According to statistics from China’s official state media that are published by the British Medical Journal, reforms of the country’s health sector have resulted in near universal coverage.

The three year reform process that began in 2009 has resulted in 89 percent of urban residents and 97 percent of rural residents under coverage by one of China’s three medical insurance schemes.

It’s a huge jump from the reported figures in 2003, when just 55 percent of urban residents and 21 percent of rural residents were covered.

The BMJ report notes that reimbursement is still just 30-50 percent, meaning many Chinese patients avoid the hospital even if they are insured because they can’t afford 50-70 percent of the bill.

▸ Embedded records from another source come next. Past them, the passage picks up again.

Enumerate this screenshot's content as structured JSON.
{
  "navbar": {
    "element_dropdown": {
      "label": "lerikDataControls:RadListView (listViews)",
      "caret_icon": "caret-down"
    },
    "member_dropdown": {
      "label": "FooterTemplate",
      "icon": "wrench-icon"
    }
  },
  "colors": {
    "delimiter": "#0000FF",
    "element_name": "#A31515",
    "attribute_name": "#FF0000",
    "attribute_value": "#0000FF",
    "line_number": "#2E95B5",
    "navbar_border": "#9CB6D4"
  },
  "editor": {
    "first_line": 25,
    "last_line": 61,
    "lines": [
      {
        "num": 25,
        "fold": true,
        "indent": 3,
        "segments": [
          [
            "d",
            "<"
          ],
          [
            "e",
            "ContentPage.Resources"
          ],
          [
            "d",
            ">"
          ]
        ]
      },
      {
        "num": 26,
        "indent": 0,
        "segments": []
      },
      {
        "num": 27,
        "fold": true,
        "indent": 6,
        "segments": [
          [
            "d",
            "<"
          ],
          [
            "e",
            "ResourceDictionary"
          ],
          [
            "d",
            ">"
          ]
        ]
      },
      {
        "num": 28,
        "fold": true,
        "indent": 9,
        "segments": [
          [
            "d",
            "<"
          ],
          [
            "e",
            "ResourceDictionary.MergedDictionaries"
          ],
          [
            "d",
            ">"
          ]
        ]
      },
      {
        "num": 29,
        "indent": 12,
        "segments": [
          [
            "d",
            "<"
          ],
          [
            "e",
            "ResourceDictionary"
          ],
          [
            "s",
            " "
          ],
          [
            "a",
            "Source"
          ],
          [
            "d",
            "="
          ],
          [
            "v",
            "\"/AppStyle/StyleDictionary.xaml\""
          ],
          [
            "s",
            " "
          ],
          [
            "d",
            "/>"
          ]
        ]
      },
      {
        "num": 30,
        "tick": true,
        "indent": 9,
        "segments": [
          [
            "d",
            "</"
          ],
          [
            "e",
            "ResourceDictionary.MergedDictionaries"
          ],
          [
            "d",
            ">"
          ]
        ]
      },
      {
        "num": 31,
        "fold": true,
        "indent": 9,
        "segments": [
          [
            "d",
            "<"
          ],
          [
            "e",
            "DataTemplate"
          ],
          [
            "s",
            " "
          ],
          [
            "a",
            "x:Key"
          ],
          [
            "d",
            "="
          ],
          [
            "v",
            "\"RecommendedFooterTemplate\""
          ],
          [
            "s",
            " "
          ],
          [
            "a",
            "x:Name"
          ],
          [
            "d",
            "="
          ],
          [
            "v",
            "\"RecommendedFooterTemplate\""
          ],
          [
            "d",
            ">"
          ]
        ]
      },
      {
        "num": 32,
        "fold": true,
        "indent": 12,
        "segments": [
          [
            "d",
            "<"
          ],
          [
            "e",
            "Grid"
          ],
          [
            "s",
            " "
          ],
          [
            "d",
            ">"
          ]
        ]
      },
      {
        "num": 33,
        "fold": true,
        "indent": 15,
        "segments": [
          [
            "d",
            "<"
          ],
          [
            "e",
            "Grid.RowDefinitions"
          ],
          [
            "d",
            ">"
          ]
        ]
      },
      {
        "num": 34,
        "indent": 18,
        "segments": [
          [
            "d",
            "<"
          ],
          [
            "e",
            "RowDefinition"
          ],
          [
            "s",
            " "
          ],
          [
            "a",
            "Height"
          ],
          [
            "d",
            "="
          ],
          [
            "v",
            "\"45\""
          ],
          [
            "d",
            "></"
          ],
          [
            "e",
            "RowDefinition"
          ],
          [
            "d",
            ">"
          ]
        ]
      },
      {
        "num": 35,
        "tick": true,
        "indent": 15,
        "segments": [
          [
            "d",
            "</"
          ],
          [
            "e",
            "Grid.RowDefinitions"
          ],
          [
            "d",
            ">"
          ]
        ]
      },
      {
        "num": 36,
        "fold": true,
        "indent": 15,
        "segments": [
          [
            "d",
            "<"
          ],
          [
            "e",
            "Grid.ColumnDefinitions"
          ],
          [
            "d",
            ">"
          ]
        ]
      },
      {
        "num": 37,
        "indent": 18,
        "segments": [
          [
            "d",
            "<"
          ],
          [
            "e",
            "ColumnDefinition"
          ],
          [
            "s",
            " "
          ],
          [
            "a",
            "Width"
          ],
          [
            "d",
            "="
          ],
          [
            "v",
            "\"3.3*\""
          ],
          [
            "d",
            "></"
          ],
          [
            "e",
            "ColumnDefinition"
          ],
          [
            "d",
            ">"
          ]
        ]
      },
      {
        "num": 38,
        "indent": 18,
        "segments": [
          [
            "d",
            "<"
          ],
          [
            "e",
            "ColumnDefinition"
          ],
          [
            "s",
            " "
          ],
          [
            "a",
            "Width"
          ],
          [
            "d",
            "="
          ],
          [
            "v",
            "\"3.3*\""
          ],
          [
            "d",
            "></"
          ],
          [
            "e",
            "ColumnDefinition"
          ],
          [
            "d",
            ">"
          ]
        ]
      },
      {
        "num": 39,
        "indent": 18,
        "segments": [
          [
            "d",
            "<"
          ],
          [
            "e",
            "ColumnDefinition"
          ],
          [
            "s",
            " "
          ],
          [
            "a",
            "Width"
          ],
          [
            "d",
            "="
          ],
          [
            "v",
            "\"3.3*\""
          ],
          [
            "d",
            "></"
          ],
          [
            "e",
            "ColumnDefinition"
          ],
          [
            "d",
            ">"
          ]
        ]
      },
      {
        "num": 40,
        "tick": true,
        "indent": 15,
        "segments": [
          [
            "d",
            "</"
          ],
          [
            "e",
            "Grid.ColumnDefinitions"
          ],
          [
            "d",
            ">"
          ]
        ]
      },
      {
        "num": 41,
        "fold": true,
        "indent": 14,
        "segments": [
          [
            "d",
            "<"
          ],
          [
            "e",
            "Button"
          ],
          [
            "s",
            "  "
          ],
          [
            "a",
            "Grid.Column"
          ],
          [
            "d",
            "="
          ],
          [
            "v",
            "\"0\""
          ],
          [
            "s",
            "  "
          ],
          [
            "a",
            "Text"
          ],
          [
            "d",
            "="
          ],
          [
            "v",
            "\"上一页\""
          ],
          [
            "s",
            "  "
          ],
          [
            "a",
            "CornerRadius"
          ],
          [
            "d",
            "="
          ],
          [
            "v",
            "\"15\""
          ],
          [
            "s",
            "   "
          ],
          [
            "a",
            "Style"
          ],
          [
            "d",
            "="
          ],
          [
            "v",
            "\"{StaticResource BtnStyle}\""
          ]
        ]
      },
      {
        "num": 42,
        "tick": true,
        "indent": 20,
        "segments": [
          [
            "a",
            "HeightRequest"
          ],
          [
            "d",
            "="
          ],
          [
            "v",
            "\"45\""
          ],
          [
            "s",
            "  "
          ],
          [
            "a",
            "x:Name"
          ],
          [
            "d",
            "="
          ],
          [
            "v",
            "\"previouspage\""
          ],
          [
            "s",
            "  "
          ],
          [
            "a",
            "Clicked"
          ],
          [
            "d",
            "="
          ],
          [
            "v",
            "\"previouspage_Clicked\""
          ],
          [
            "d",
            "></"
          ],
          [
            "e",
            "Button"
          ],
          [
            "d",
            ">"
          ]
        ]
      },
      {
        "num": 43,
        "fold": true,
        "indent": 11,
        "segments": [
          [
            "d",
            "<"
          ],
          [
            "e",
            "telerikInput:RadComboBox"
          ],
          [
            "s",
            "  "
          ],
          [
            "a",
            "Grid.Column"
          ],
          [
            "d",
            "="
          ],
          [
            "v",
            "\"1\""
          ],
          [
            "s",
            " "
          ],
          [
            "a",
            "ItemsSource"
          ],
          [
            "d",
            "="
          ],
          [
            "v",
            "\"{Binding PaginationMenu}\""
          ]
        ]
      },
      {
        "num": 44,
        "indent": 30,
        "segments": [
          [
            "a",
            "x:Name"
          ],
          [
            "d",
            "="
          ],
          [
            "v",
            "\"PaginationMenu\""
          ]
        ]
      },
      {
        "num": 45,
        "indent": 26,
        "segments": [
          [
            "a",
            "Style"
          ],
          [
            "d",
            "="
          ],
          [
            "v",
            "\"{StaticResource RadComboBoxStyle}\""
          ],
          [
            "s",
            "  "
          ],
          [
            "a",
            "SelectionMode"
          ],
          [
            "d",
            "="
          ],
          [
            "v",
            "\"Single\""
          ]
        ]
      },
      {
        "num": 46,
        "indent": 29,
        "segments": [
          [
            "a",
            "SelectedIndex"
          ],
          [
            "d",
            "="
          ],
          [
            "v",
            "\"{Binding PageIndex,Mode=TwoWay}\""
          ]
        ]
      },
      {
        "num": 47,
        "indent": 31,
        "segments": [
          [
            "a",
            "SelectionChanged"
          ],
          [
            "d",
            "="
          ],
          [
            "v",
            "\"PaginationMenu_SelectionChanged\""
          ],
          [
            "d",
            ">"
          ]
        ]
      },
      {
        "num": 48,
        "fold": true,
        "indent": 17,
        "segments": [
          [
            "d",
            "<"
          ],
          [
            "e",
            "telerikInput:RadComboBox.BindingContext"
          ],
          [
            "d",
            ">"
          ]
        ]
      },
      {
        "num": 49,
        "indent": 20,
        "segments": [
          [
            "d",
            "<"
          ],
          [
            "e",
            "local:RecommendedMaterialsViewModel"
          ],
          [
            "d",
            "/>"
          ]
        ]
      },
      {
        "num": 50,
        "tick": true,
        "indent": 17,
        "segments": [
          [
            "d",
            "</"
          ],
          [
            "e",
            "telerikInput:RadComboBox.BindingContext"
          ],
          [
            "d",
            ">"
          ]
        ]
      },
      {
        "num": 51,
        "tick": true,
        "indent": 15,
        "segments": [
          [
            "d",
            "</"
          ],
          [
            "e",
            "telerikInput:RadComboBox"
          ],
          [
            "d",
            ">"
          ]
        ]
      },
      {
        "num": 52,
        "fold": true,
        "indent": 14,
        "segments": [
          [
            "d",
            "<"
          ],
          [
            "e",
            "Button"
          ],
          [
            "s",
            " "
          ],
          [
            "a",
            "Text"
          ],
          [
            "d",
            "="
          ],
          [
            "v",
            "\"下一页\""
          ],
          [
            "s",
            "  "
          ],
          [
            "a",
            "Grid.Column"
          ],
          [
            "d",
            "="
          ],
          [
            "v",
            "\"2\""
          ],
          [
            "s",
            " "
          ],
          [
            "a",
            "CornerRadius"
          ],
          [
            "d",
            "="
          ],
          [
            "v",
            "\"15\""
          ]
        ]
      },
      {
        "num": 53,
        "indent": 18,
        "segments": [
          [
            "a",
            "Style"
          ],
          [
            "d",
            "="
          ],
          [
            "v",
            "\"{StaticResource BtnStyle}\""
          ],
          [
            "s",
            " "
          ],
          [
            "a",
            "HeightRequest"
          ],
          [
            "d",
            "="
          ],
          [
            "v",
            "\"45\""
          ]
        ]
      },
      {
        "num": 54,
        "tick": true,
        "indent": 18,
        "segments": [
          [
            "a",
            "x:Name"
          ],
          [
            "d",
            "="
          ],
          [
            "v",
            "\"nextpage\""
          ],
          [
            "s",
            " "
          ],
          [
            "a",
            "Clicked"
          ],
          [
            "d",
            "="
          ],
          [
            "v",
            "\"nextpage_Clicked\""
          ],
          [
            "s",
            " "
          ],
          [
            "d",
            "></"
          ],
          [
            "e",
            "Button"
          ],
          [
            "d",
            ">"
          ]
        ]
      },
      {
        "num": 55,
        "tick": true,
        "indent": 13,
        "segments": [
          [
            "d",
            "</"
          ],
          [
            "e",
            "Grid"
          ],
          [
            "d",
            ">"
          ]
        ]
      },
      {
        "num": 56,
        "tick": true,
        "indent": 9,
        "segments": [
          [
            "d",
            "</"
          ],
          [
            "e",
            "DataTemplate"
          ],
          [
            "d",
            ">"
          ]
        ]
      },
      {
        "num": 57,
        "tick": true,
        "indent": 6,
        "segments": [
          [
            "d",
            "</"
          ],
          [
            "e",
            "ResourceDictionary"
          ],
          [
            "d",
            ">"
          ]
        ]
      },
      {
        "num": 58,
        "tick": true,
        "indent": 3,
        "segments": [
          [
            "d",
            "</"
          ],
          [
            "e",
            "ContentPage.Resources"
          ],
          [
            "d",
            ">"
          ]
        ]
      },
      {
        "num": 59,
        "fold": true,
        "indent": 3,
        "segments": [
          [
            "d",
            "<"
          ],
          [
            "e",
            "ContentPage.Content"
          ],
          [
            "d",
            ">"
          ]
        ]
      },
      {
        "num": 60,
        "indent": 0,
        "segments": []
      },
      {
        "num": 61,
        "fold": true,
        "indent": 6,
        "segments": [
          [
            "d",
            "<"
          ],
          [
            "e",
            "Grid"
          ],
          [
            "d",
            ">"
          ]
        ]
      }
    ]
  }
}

The country is also dealing with an ongoing debate over a 15 percent surcharge on prescription drugs – something public hospitals use to stay afloat given a lack of government funding. The surcharge, which has resulted in widespread irrational prescribing, will be barred beginning in 2015.